Change is part of life. That doesn’t mean we have to like it, though, and I think most people don’t. Perhaps some more than others.
I tend to be set in my ways. I like things to be “just so.” No kidding. If you don’t believe me, you can even ask Groom-boy, who has been on the receiving end of many a related growl. (Aside: this hasn’t stopped me from complaining about the way some things never change, however.)
I am so set in my ways that sometimes I am a bit slow to recognize when a change might be a really good thing.
For example, I distinctly remember when Boychild was just a wee guy that it took me forever to realize the reason he might not be sleeping well at night was probably because he was napping too much during the day. Changing his nap routine affected my routine during the day and it was annoying, but bedtime sure went better.
I don’t know for sure if I am finding change easier or harder as I get older. I suppose it depends on what the change is.
Here’s another example. A beloved supervisor for one of my 72 jobs (okay...I am exaggerating…I only have about 17 jobs) recently left to pursue new adventures. I could have thrown myself down on the floor and had an all-out tantrum or, at least, sat in the corner to weep inconsolably, but I didn’t.
It’s not because I don’t think she’s awesome and that I won’t miss her, and it’s not that I didn’t suggest (over and over) that she should stay. It’s just that she’s moving on to a cool opportunity and adventure and, for once, my happiness for her exceeded my dislike of change.
Wow. Coolio. That almost makes me sound super mature (for a change)!
Really, though, what are you gonna do? Change happens. Sometimes it’s good and we like it, often it’s yucky and unwelcome. Usually you can’t prevent it.
I have learned some change isn’t worth hysteria. Construction and its inconvenience? Why bother freaking out? Besides, doesn’t Wilson Street look lovely now?
One of the grocery stores in town recently renovated and changed a bunch of stuff around. Now I know we all like to wander into grocery stores on autopilot and go straight to our favourite comfort foods, but is it worth getting all bent out of shape if you can’t find your Mr. Noodles without asking?
Cashiers get a lot of abuse at the best of times. I know this because I did my fair share in retail when I was a student. I had one snobby lady throw avocadoes at me one day because I was having trouble correcting an error on the cash register. She called me “stupid,” too, before storming out of the store, which was awesome.
That lady is just one of the reasons I believe a three-month stint in retail should be mandatory before graduation so people learn how to treat others.
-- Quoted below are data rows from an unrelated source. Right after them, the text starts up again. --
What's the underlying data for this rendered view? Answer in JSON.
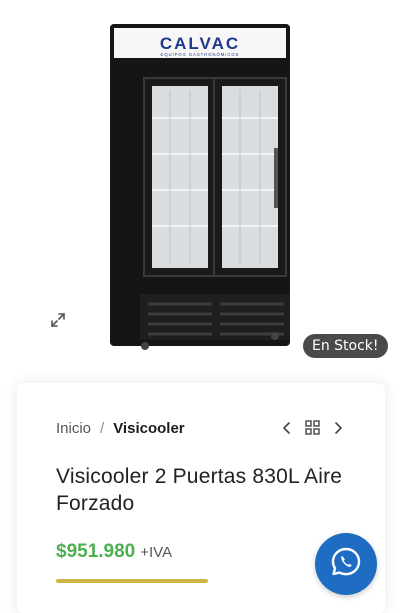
{
  "product_image": {
    "brand_name": "CALVAC",
    "brand_tagline": "EQUIPOS GASTRONÓMICOS",
    "zoom_icon": "expand-icon"
  },
  "stock_badge": "En Stock!",
  "breadcrumb": {
    "home": "Inicio",
    "separator": "/",
    "current": "Visicooler"
  },
  "product_nav": {
    "prev_icon": "chevron-left-icon",
    "grid_icon": "grid-icon",
    "next_icon": "chevron-right-icon"
  },
  "product": {
    "title": "Visicooler 2 Puertas 830L Aire Forzado",
    "price": "$951.980",
    "tax_suffix": "+IVA"
  },
  "floating": {
    "whatsapp_icon": "whatsapp-icon"
  },
  "colors": {
    "price": "#4caf50",
    "badge_bg": "#4a4a4a",
    "whatsapp_bg": "#1f6dc2",
    "brand_blue": "#1e3a8a"
  }
}
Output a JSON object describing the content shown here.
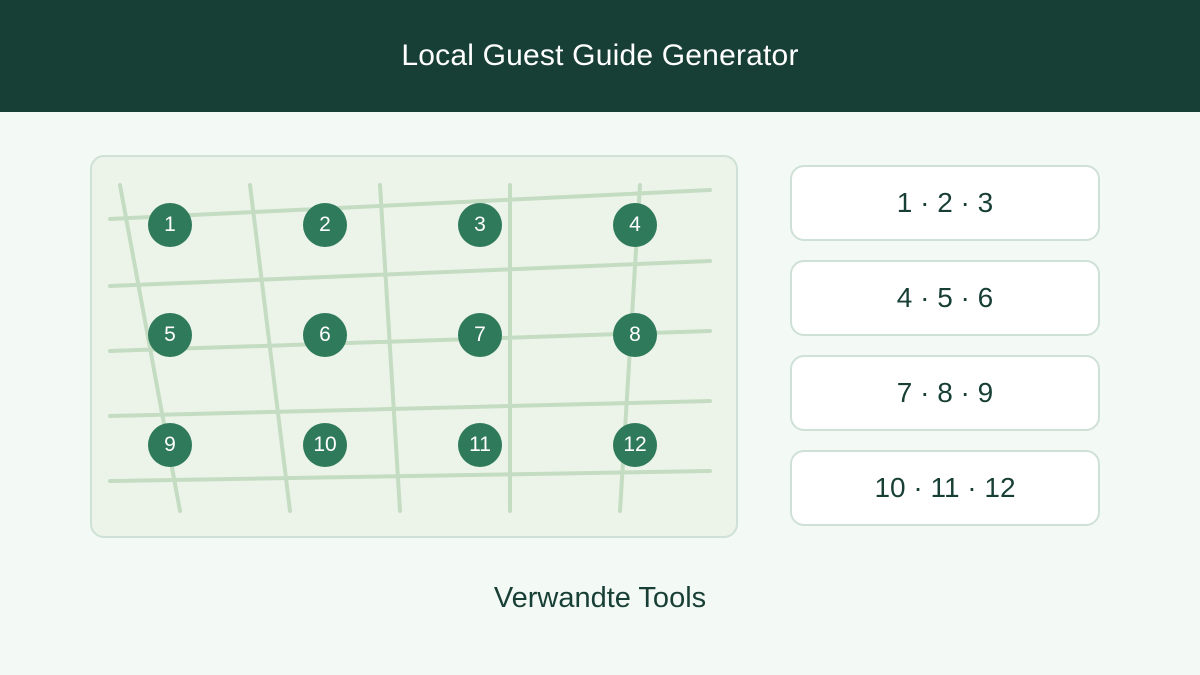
{
  "header": {
    "title": "Local Guest Guide Generator"
  },
  "map": {
    "markers": [
      "1",
      "2",
      "3",
      "4",
      "5",
      "6",
      "7",
      "8",
      "9",
      "10",
      "11",
      "12"
    ]
  },
  "routes": [
    {
      "label": "1 · 2 · 3"
    },
    {
      "label": "4 · 5 · 6"
    },
    {
      "label": "7 · 8 · 9"
    },
    {
      "label": "10 · 11 · 12"
    }
  ],
  "footer": {
    "related_tools_label": "Verwandte Tools"
  },
  "colors": {
    "header_bg": "#183f35",
    "marker": "#2f7a5b",
    "map_bg": "#ecf4ea",
    "road": "#c4dcc2",
    "page_bg": "#f3f9f5"
  }
}
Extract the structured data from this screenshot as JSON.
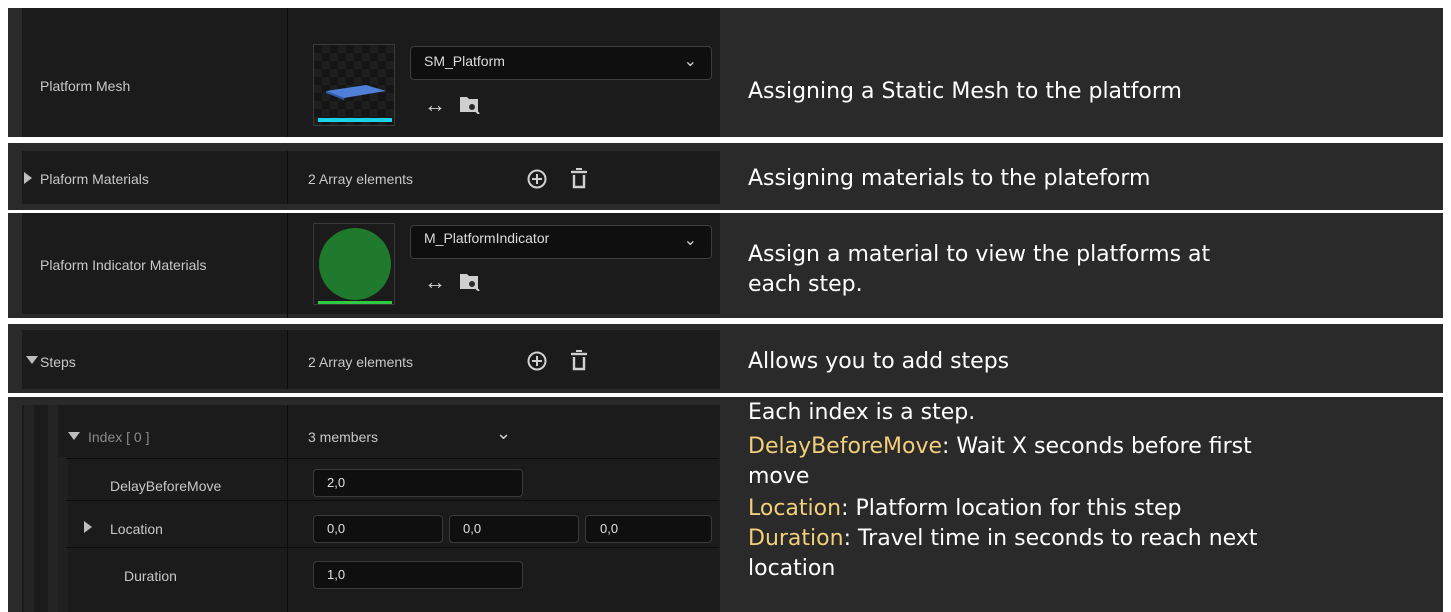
{
  "platform_mesh": {
    "label": "Platform Mesh",
    "asset": "SM_Platform",
    "description": "Assigning a Static Mesh to the platform"
  },
  "platform_materials": {
    "label": "Plaform Materials",
    "value": "2 Array elements",
    "description": "Assigning materials to the plateform"
  },
  "indicator_materials": {
    "label": "Plaform Indicator Materials",
    "asset": "M_PlatformIndicator",
    "description_line1": "Assign a material to view the platforms at",
    "description_line2": "each step."
  },
  "steps": {
    "label": "Steps",
    "value": "2 Array elements",
    "description": "Allows you to add steps"
  },
  "index0": {
    "label": "Index [ 0 ]",
    "value": "3 members",
    "delay_label": "DelayBeforeMove",
    "delay_value": "2,0",
    "location_label": "Location",
    "location_x": "0,0",
    "location_y": "0,0",
    "location_z": "0,0",
    "duration_label": "Duration",
    "duration_value": "1,0"
  },
  "explanation": {
    "line1": "Each index is a step.",
    "delay_key": "DelayBeforeMove",
    "delay_text": ": Wait X seconds before first",
    "delay_text2": "move",
    "location_key": "Location",
    "location_text": ": Platform location for this step",
    "duration_key": "Duration",
    "duration_text": ": Travel time in seconds to reach next",
    "duration_text2": "location"
  },
  "colors": {
    "highlight": "#f2cf7a",
    "mesh_underline": "#19d4e8",
    "indicator_underline": "#2ecc40",
    "indicator_sphere": "#1f7a2e"
  }
}
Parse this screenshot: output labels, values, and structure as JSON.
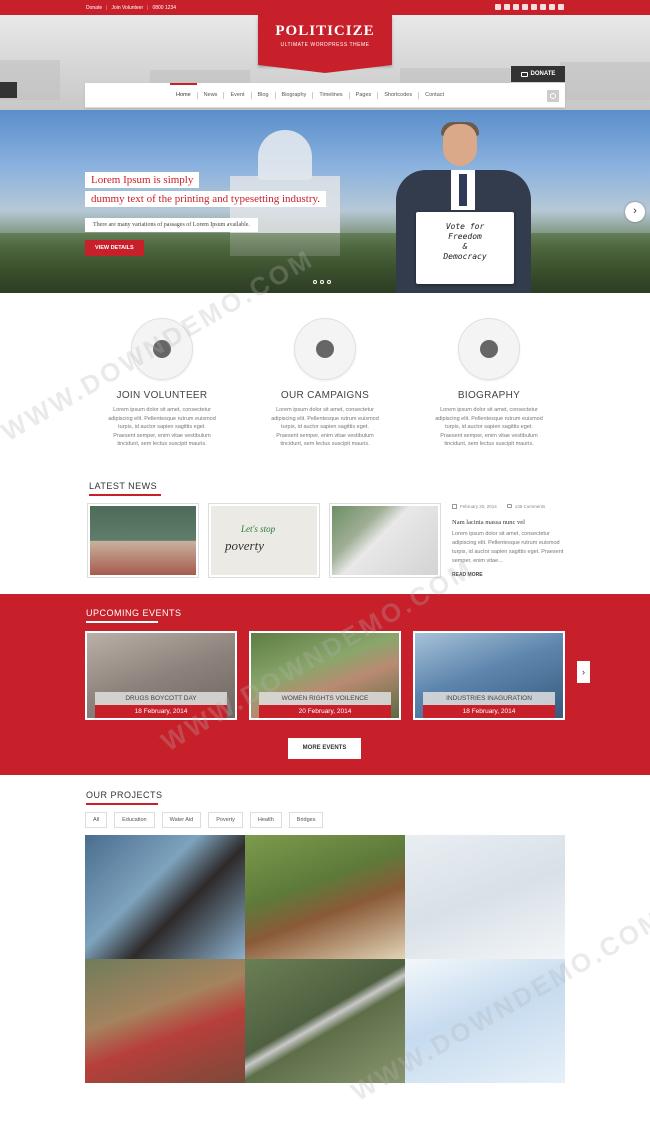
{
  "topbar": {
    "donate": "Donate",
    "join": "Join Volunteer",
    "phone": "0800 1234",
    "social_icons": [
      "facebook-icon",
      "linkedin-icon",
      "google-plus-icon",
      "instagram-icon",
      "twitter-icon",
      "pinterest-icon",
      "rss-icon",
      "flickr-icon"
    ]
  },
  "logo": {
    "title": "POLITICIZE",
    "subtitle": "ULTIMATE WORDPRESS THEME"
  },
  "donate_button": "DONATE",
  "nav": {
    "items": [
      "Home",
      "News",
      "Event",
      "Blog",
      "Biography",
      "Timelines",
      "Pages",
      "Shortcodes",
      "Contact"
    ]
  },
  "hero": {
    "headline1": "Lorem Ipsum is simply",
    "headline2": "dummy text of the printing and typesetting industry.",
    "sub": "There are many variations of passages of Lorem Ipsum available.",
    "button": "VIEW DETAILS",
    "sign": [
      "Vote for",
      "Freedom",
      "&",
      "Democracy"
    ]
  },
  "features": [
    {
      "title": "JOIN VOLUNTEER",
      "text": "Lorem ipsum dolor sit amet, consectetur adipiscing elit. Pellentesque rutrum euismod turpis, id auctor sapien sagittis eget. Praesent semper, enim vitae vestibulum tincidunt, sem lectus suscipit mauris."
    },
    {
      "title": "OUR CAMPAIGNS",
      "text": "Lorem ipsum dolor sit amet, consectetur adipiscing elit. Pellentesque rutrum euismod turpis, id auctor sapien sagittis eget. Praesent semper, enim vitae vestibulum tincidunt, sem lectus suscipit mauris."
    },
    {
      "title": "BIOGRAPHY",
      "text": "Lorem ipsum dolor sit amet, consectetur adipiscing elit. Pellentesque rutrum euismod turpis, id auctor sapien sagittis eget. Praesent semper, enim vitae vestibulum tincidunt, sem lectus suscipit mauris."
    }
  ],
  "news": {
    "title": "LATEST NEWS",
    "date": "February 20, 2014",
    "comments": "136 Comments",
    "post_title": "Nam lacinia massa nunc vel",
    "post_text": "Lorem ipsum dolor sit amet, consectetur adipiscing elit. Pellentesque rutrum euismod turpis, id auctor sapien sagittis eget. Praesent semper, enim vitae...",
    "read_more": "READ MORE",
    "poster_text": [
      "Let's stop",
      "poverty"
    ]
  },
  "events": {
    "title": "UPCOMING EVENTS",
    "items": [
      {
        "name": "DRUGS BOYCOTT DAY",
        "date": "18 February, 2014"
      },
      {
        "name": "WOMEN RIGHTS VOILENCE",
        "date": "20 February, 2014"
      },
      {
        "name": "INDUSTRIES INAGURATION",
        "date": "18 February, 2014"
      }
    ],
    "more": "MORE EVENTS"
  },
  "projects": {
    "title": "OUR PROJECTS",
    "filters": [
      "All",
      "Education",
      "Water Aid",
      "Poverty",
      "Health",
      "Bridges"
    ]
  },
  "watermark": "WWW.DOWNDEMO.COM"
}
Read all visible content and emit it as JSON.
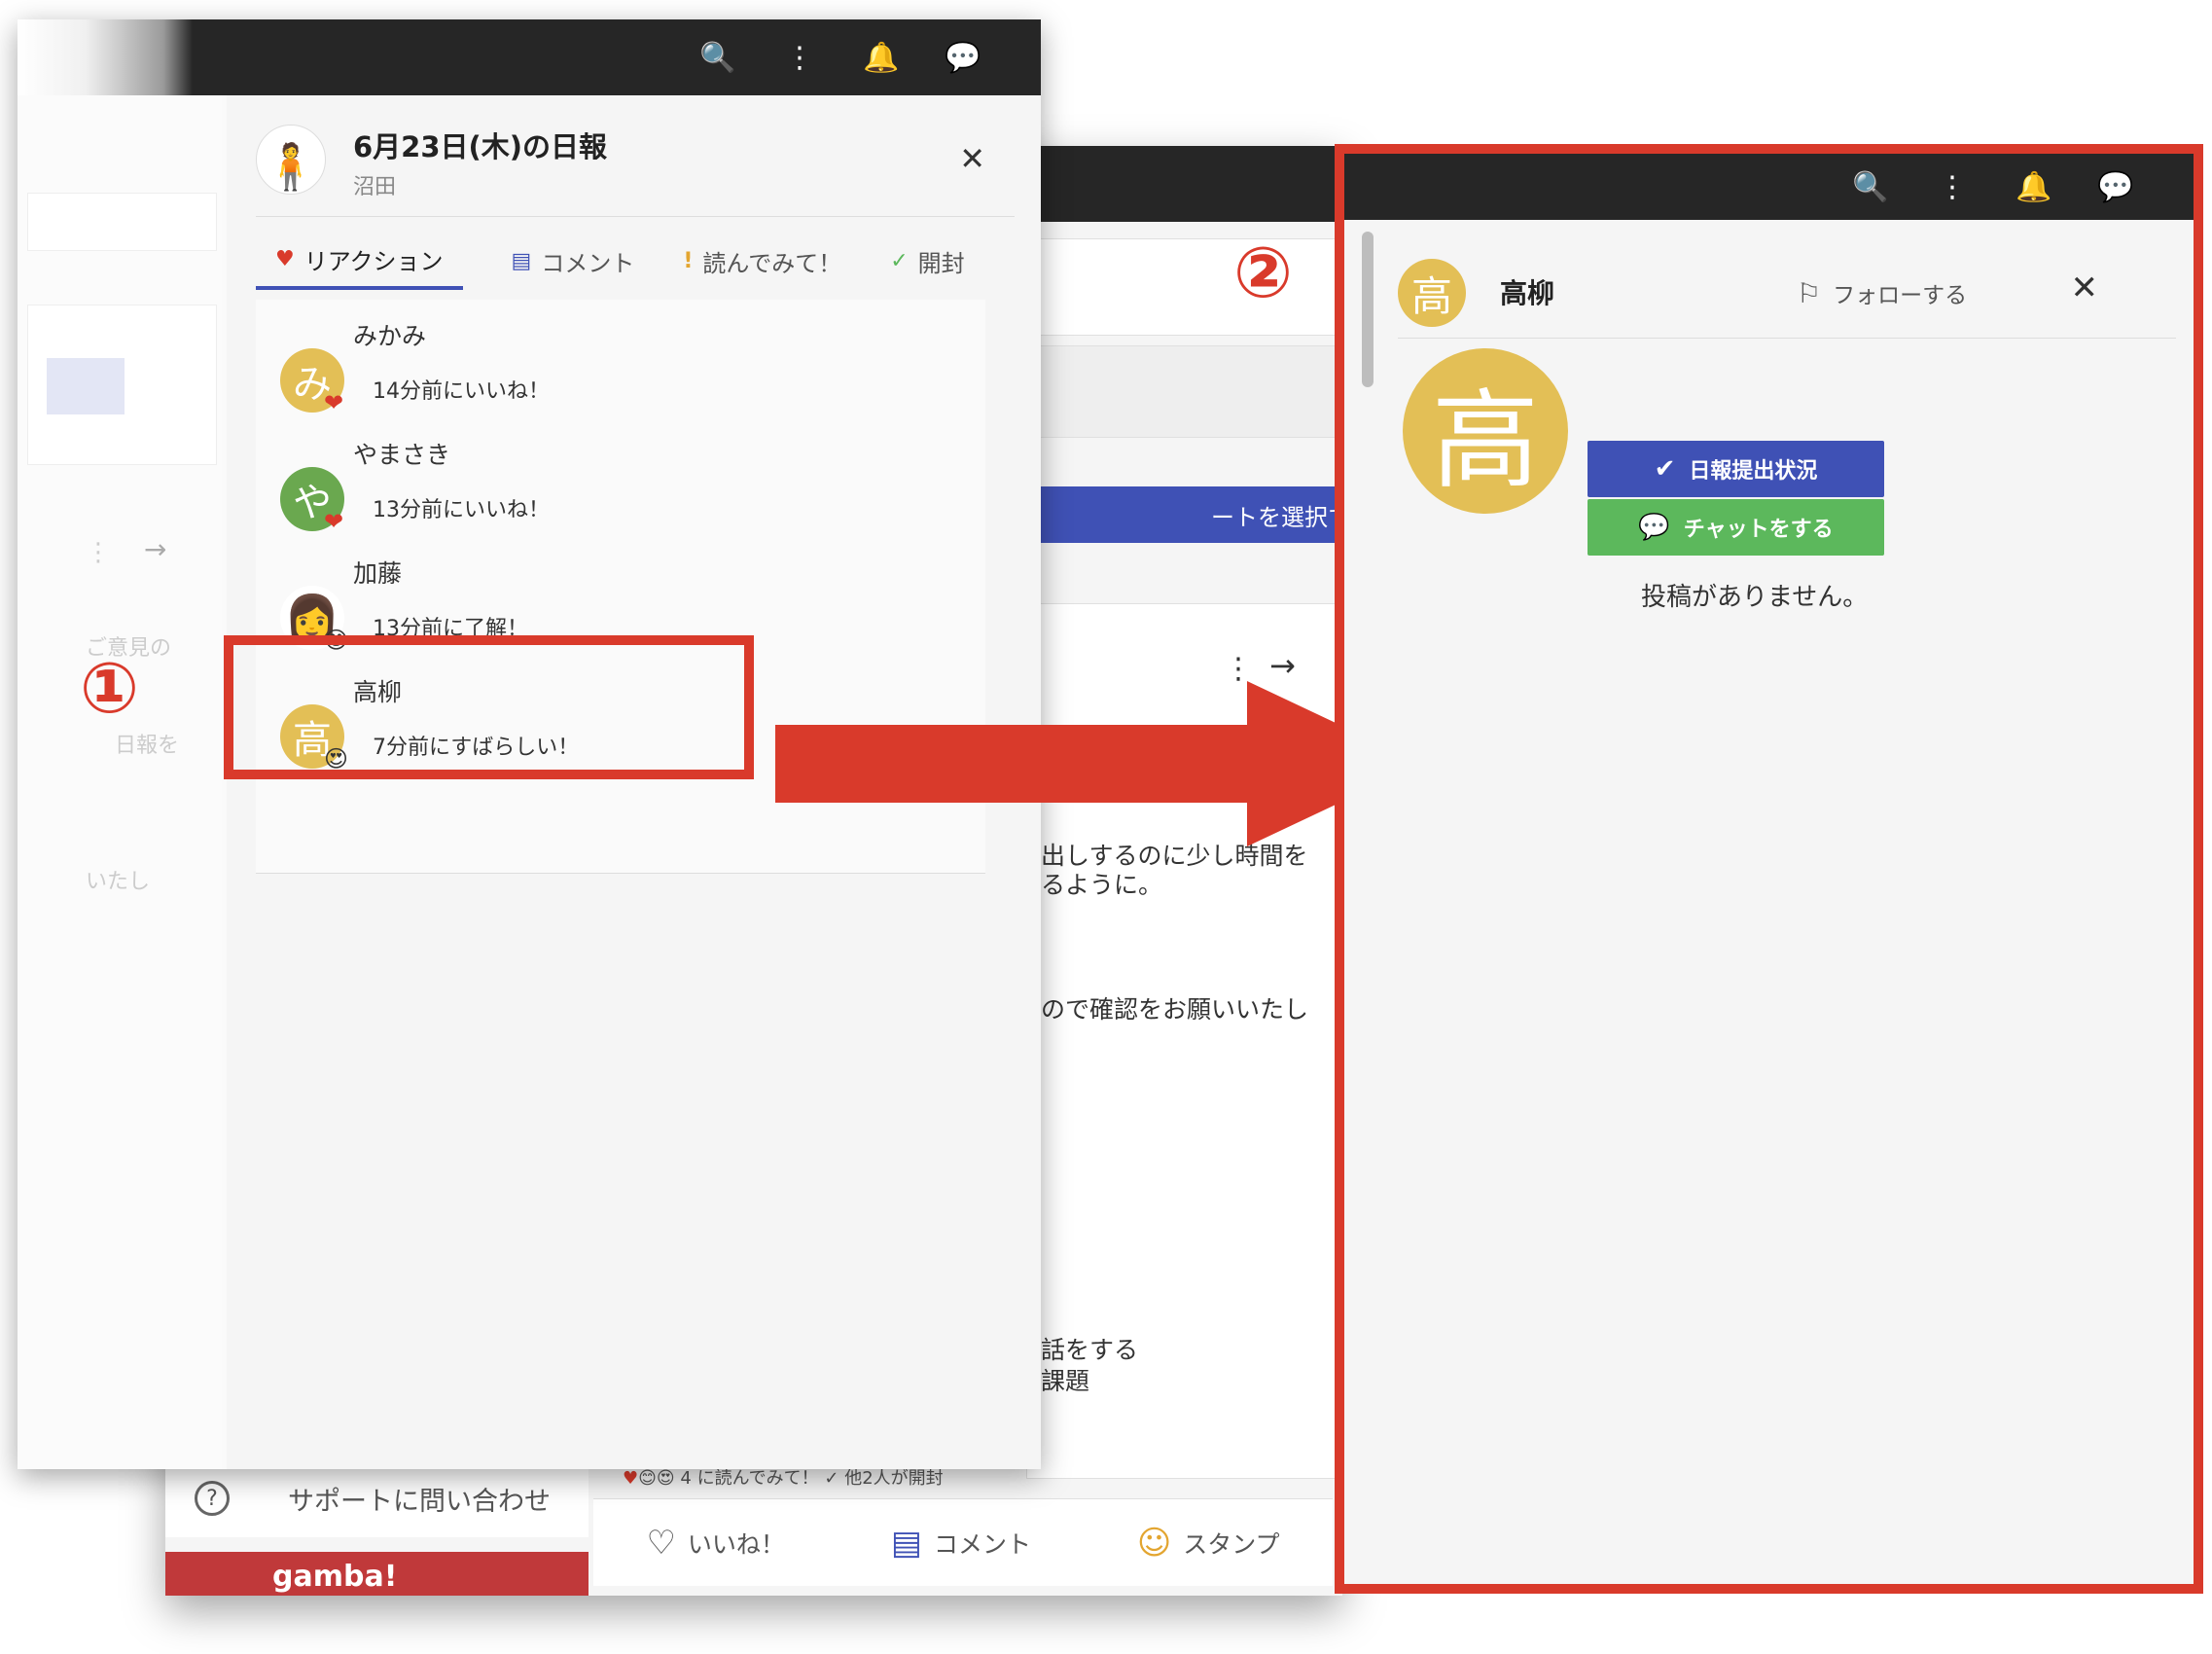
{
  "icons": {
    "search": "🔍",
    "more": "⋮",
    "bell": "🔔",
    "chat": "💬",
    "close": "✕",
    "heart": "♥",
    "arrow_right": "→",
    "flag": "⚐",
    "check": "✔",
    "smile": "☺",
    "question": "?"
  },
  "callouts": {
    "step1": "①",
    "step2": "②"
  },
  "left_panel": {
    "avatar_glyph": "🧍",
    "title": "6月23日(木)の日報",
    "author": "沼田",
    "tabs": [
      {
        "label": "リアクション",
        "icon": "♥"
      },
      {
        "label": "コメント",
        "icon": "▤"
      },
      {
        "label": "読んでみて！",
        "icon": "!"
      },
      {
        "label": "開封",
        "icon": "✓"
      }
    ],
    "reactions": [
      {
        "name": "みかみ",
        "avatar": "み",
        "color": "#e3bf56",
        "badge": "❤",
        "message": "14分前にいいね！"
      },
      {
        "name": "やまさき",
        "avatar": "や",
        "color": "#6aa84f",
        "badge": "❤",
        "message": "13分前にいいね！"
      },
      {
        "name": "加藤",
        "avatar": "👩",
        "color": "#ffffff",
        "badge": "😊",
        "message": "13分前に了解！"
      },
      {
        "name": "高柳",
        "avatar": "高",
        "color": "#e3bf56",
        "badge": "😍",
        "message": "7分前にすばらしい！"
      }
    ],
    "side_faded": [
      "ご意見の",
      "日報を",
      "いたし"
    ]
  },
  "background": {
    "select_button": "ートを選択する)",
    "text_lines": [
      "出しするのに少し時間を",
      "るように。",
      "ので確認をお願いいたし",
      "話をする",
      "課題"
    ],
    "reaction_summary": "4  に読んでみて！  ✓  他2人が開封",
    "actions": [
      {
        "label": "いいね！",
        "icon": "♡"
      },
      {
        "label": "コメント",
        "icon": "▤"
      },
      {
        "label": "スタンプ",
        "icon": "☺"
      }
    ],
    "support": "サポートに問い合わせ",
    "brand": "gamba!"
  },
  "right_panel": {
    "name": "高柳",
    "avatar": "高",
    "follow_label": "フォローする",
    "button_report": "日報提出状況",
    "button_chat": "チャットをする",
    "empty_message": "投稿がありません。",
    "colors": {
      "avatar": "#e3bf56",
      "report_btn": "#3f51b5",
      "chat_btn": "#5cb85c"
    }
  },
  "colors": {
    "highlight": "#d93a2b",
    "topbar": "#262626"
  }
}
Now here’s something that’s causing a big ripple in the social media world – Facebook’s new layout. It’s some crazy stuff, people. Things have been rearranged and people are outraged by the change. There are online petitions and Angry Facebook Groups and diatribes to post online and so on. And on. And on.
And then a friend of mine posted a little thing on Facebook that said: “I am appalled that the free service that I am in no way obligated to use keeps making changes that mildly inconvenience me.”
Ah, perspective. Get some!
Anyway, I am not going to let it be The End of the World™ because a store has been rearranged, nor blow a gasket over the new arrows on Wilson Street (drivers’ ed taught me how to follow arrows in 1987), nor am I going to flip out because it is taking me longer than usual to goof off on Facebook.
Life is short. Pick your battles. The funny thing about change is that most of the time you can eventually get used to it, and when you can’t, you can eat chocolate.
If you can’t find the chocolate in the grocery store, just ask someone. Nicely.
Published in The Perth Courier, Sept. 29/11